Material to process Start Marker
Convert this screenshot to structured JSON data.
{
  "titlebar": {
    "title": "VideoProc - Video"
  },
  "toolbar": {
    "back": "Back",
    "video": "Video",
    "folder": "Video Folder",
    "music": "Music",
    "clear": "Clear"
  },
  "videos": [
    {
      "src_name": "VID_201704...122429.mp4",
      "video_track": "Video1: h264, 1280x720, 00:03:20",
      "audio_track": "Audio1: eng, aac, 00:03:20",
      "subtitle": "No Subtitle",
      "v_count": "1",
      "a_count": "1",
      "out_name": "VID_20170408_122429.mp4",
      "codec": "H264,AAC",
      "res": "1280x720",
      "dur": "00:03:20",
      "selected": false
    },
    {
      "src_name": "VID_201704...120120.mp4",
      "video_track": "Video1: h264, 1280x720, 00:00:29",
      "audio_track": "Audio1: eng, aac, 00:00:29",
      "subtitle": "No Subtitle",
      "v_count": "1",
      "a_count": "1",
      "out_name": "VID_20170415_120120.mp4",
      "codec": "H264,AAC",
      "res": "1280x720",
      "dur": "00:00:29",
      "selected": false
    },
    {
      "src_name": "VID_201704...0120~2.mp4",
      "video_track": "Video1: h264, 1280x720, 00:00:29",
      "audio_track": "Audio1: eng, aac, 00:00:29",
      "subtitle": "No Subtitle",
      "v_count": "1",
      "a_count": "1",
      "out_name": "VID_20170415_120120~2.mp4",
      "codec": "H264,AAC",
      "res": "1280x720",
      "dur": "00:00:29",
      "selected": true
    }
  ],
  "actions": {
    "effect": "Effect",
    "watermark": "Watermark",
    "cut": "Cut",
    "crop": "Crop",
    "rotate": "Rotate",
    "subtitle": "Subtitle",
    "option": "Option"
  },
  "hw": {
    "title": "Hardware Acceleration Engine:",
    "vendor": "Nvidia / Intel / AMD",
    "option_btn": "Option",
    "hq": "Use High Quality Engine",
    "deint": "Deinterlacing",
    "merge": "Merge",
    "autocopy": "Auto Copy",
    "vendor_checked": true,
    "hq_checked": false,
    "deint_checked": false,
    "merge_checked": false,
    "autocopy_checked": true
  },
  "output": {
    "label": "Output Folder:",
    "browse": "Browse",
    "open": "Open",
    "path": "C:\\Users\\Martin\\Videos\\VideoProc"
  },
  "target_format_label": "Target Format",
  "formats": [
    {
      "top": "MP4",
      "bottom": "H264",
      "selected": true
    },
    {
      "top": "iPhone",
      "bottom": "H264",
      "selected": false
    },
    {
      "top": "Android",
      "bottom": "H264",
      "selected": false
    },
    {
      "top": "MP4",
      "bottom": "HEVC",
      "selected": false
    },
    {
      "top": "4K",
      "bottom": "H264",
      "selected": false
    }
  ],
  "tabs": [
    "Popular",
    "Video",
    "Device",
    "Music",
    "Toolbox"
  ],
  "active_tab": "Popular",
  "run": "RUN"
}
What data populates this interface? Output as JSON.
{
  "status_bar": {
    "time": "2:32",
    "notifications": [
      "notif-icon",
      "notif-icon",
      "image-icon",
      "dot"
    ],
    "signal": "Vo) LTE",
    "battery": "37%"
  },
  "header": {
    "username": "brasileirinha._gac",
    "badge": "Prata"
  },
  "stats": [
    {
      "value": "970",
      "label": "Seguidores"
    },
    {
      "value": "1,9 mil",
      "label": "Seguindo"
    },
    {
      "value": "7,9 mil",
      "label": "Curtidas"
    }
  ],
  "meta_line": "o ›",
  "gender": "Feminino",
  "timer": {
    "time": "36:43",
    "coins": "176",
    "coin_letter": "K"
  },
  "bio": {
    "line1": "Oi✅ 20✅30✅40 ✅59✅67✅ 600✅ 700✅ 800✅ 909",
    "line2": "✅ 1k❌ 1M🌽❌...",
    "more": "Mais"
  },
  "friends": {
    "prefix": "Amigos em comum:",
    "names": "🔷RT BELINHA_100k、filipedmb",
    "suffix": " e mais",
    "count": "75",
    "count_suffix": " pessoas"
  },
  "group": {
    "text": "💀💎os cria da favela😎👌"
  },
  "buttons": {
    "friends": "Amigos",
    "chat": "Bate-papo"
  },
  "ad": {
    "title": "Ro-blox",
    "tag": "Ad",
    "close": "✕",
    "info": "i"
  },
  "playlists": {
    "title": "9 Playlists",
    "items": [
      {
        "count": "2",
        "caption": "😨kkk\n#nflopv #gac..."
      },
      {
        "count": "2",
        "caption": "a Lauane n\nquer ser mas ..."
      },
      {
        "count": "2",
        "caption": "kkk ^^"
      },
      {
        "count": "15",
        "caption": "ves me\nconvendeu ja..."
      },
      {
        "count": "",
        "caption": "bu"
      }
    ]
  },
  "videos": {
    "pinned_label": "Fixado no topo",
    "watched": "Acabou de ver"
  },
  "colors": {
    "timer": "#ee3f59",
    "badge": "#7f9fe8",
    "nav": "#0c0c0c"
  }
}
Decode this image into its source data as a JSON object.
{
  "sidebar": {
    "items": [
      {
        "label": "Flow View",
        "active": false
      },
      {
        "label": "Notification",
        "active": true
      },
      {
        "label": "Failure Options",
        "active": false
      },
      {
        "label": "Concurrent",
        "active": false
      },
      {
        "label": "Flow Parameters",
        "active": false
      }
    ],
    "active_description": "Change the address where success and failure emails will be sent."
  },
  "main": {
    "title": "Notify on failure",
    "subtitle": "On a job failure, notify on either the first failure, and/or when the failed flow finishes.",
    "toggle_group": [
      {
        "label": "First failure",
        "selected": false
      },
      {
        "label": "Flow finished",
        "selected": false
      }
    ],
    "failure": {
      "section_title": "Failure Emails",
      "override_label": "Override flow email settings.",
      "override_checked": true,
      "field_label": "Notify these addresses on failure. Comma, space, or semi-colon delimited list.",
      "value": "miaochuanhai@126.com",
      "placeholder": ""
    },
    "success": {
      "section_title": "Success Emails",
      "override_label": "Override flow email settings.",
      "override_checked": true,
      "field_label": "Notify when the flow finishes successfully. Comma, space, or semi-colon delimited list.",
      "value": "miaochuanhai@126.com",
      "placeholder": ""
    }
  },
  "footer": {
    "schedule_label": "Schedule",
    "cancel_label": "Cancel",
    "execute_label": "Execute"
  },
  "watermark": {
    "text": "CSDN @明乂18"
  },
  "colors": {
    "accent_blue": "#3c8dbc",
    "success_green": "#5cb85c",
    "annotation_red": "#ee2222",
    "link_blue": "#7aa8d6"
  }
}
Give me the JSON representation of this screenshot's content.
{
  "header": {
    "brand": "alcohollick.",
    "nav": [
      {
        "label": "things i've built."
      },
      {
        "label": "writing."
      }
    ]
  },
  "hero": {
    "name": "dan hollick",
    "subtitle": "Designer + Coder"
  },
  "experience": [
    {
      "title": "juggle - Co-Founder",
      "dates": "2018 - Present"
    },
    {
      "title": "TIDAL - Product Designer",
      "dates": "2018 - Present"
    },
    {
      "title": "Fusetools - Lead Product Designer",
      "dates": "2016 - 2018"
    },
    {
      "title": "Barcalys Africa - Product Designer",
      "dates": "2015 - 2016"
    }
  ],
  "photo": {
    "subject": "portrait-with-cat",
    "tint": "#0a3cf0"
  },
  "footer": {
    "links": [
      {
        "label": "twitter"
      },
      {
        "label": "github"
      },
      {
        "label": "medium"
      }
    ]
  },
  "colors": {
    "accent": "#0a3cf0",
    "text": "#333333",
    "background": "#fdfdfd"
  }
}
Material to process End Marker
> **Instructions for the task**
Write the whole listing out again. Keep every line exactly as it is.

> **Finished task**
Convert this screenshot to structured JSON data.
{
  "titlebar": {
    "title": "VideoProc - Video"
  },
  "toolbar": {
    "back": "Back",
    "video": "Video",
    "folder": "Video Folder",
    "music": "Music",
    "clear": "Clear"
  },
  "videos": [
    {
      "src_name": "VID_201704...122429.mp4",
      "video_track": "Video1: h264, 1280x720, 00:03:20",
      "audio_track": "Audio1: eng, aac, 00:03:20",
      "subtitle": "No Subtitle",
      "v_count": "1",
      "a_count": "1",
      "out_name": "VID_20170408_122429.mp4",
      "codec": "H264,AAC",
      "res": "1280x720",
      "dur": "00:03:20",
      "selected": false
    },
    {
      "src_name": "VID_201704...120120.mp4",
      "video_track": "Video1: h264, 1280x720, 00:00:29",
      "audio_track": "Audio1: eng, aac, 00:00:29",
      "subtitle": "No Subtitle",
      "v_count": "1",
      "a_count": "1",
      "out_name": "VID_20170415_120120.mp4",
      "codec": "H264,AAC",
      "res": "1280x720",
      "dur": "00:00:29",
      "selected": false
    },
    {
      "src_name": "VID_201704...0120~2.mp4",
      "video_track": "Video1: h264, 1280x720, 00:00:29",
      "audio_track": "Audio1: eng, aac, 00:00:29",
      "subtitle": "No Subtitle",
      "v_count": "1",
      "a_count": "1",
      "out_name": "VID_20170415_120120~2.mp4",
      "codec": "H264,AAC",
      "res": "1280x720",
      "dur": "00:00:29",
      "selected": true
    }
  ],
  "actions": {
    "effect": "Effect",
    "watermark": "Watermark",
    "cut": "Cut",
    "crop": "Crop",
    "rotate": "Rotate",
    "subtitle": "Subtitle",
    "option": "Option"
  },
  "hw": {
    "title": "Hardware Acceleration Engine:",
    "vendor": "Nvidia / Intel / AMD",
    "option_btn": "Option",
    "hq": "Use High Quality Engine",
    "deint": "Deinterlacing",
    "merge": "Merge",
    "autocopy": "Auto Copy",
    "vendor_checked": true,
    "hq_checked": false,
    "deint_checked": false,
    "merge_checked": false,
    "autocopy_checked": true
  },
  "output": {
    "label": "Output Folder:",
    "browse": "Browse",
    "open": "Open",
    "path": "C:\\Users\\Martin\\Videos\\VideoProc"
  },
  "target_format_label": "Target Format",
  "formats": [
    {
      "top": "MP4",
      "bottom": "H264",
      "selected": true
    },
    {
      "top": "iPhone",
      "bottom": "H264",
      "selected": false
    },
    {
      "top": "Android",
      "bottom": "H264",
      "selected": false
    },
    {
      "top": "MP4",
      "bottom": "HEVC",
      "selected": false
    },
    {
      "top": "4K",
      "bottom": "H264",
      "selected": false
    }
  ],
  "tabs": [
    "Popular",
    "Video",
    "Device",
    "Music",
    "Toolbox"
  ],
  "active_tab": "Popular",
  "run": "RUN"
}
What data populates this interface? Output as JSON.
{
  "status_bar": {
    "time": "2:32",
    "notifications": [
      "notif-icon",
      "notif-icon",
      "image-icon",
      "dot"
    ],
    "signal": "Vo) LTE",
    "battery": "37%"
  },
  "header": {
    "username": "brasileirinha._gac",
    "badge": "Prata"
  },
  "stats": [
    {
      "value": "970",
      "label": "Seguidores"
    },
    {
      "value": "1,9 mil",
      "label": "Seguindo"
    },
    {
      "value": "7,9 mil",
      "label": "Curtidas"
    }
  ],
  "meta_line": "o ›",
  "gender": "Feminino",
  "timer": {
    "time": "36:43",
    "coins": "176",
    "coin_letter": "K"
  },
  "bio": {
    "line1": "Oi✅ 20✅30✅40 ✅59✅67✅ 600✅ 700✅ 800✅ 909",
    "line2": "✅ 1k❌ 1M🌽❌...",
    "more": "Mais"
  },
  "friends": {
    "prefix": "Amigos em comum:",
    "names": "🔷RT BELINHA_100k、filipedmb",
    "suffix": " e mais",
    "count": "75",
    "count_suffix": " pessoas"
  },
  "group": {
    "text": "💀💎os cria da favela😎👌"
  },
  "buttons": {
    "friends": "Amigos",
    "chat": "Bate-papo"
  },
  "ad": {
    "title": "Ro-blox",
    "tag": "Ad",
    "close": "✕",
    "info": "i"
  },
  "playlists": {
    "title": "9 Playlists",
    "items": [
      {
        "count": "2",
        "caption": "😨kkk\n#nflopv #gac..."
      },
      {
        "count": "2",
        "caption": "a Lauane n\nquer ser mas ..."
      },
      {
        "count": "2",
        "caption": "kkk ^^"
      },
      {
        "count": "15",
        "caption": "ves me\nconvendeu ja..."
      },
      {
        "count": "",
        "caption": "bu"
      }
    ]
  },
  "videos": {
    "pinned_label": "Fixado no topo",
    "watched": "Acabou de ver"
  },
  "colors": {
    "timer": "#ee3f59",
    "badge": "#7f9fe8",
    "nav": "#0c0c0c"
  }
}
Decode this image into its source data as a JSON object.
{
  "sidebar": {
    "items": [
      {
        "label": "Flow View",
        "active": false
      },
      {
        "label": "Notification",
        "active": true
      },
      {
        "label": "Failure Options",
        "active": false
      },
      {
        "label": "Concurrent",
        "active": false
      },
      {
        "label": "Flow Parameters",
        "active": false
      }
    ],
    "active_description": "Change the address where success and failure emails will be sent."
  },
  "main": {
    "title": "Notify on failure",
    "subtitle": "On a job failure, notify on either the first failure, and/or when the failed flow finishes.",
    "toggle_group": [
      {
        "label": "First failure",
        "selected": false
      },
      {
        "label": "Flow finished",
        "selected": false
      }
    ],
    "failure": {
      "section_title": "Failure Emails",
      "override_label": "Override flow email settings.",
      "override_checked": true,
      "field_label": "Notify these addresses on failure. Comma, space, or semi-colon delimited list.",
      "value": "miaochuanhai@126.com",
      "placeholder": ""
    },
    "success": {
      "section_title": "Success Emails",
      "override_label": "Override flow email settings.",
      "override_checked": true,
      "field_label": "Notify when the flow finishes successfully. Comma, space, or semi-colon delimited list.",
      "value": "miaochuanhai@126.com",
      "placeholder": ""
    }
  },
  "footer": {
    "schedule_label": "Schedule",
    "cancel_label": "Cancel",
    "execute_label": "Execute"
  },
  "watermark": {
    "text": "CSDN @明乂18"
  },
  "colors": {
    "accent_blue": "#3c8dbc",
    "success_green": "#5cb85c",
    "annotation_red": "#ee2222",
    "link_blue": "#7aa8d6"
  }
}
Give me the JSON representation of this screenshot's content.
{
  "header": {
    "brand": "alcohollick.",
    "nav": [
      {
        "label": "things i've built."
      },
      {
        "label": "writing."
      }
    ]
  },
  "hero": {
    "name": "dan hollick",
    "subtitle": "Designer + Coder"
  },
  "experience": [
    {
      "title": "juggle - Co-Founder",
      "dates": "2018 - Present"
    },
    {
      "title": "TIDAL - Product Designer",
      "dates": "2018 - Present"
    },
    {
      "title": "Fusetools - Lead Product Designer",
      "dates": "2016 - 2018"
    },
    {
      "title": "Barcalys Africa - Product Designer",
      "dates": "2015 - 2016"
    }
  ],
  "photo": {
    "subject": "portrait-with-cat",
    "tint": "#0a3cf0"
  },
  "footer": {
    "links": [
      {
        "label": "twitter"
      },
      {
        "label": "github"
      },
      {
        "label": "medium"
      }
    ]
  },
  "colors": {
    "accent": "#0a3cf0",
    "text": "#333333",
    "background": "#fdfdfd"
  }
}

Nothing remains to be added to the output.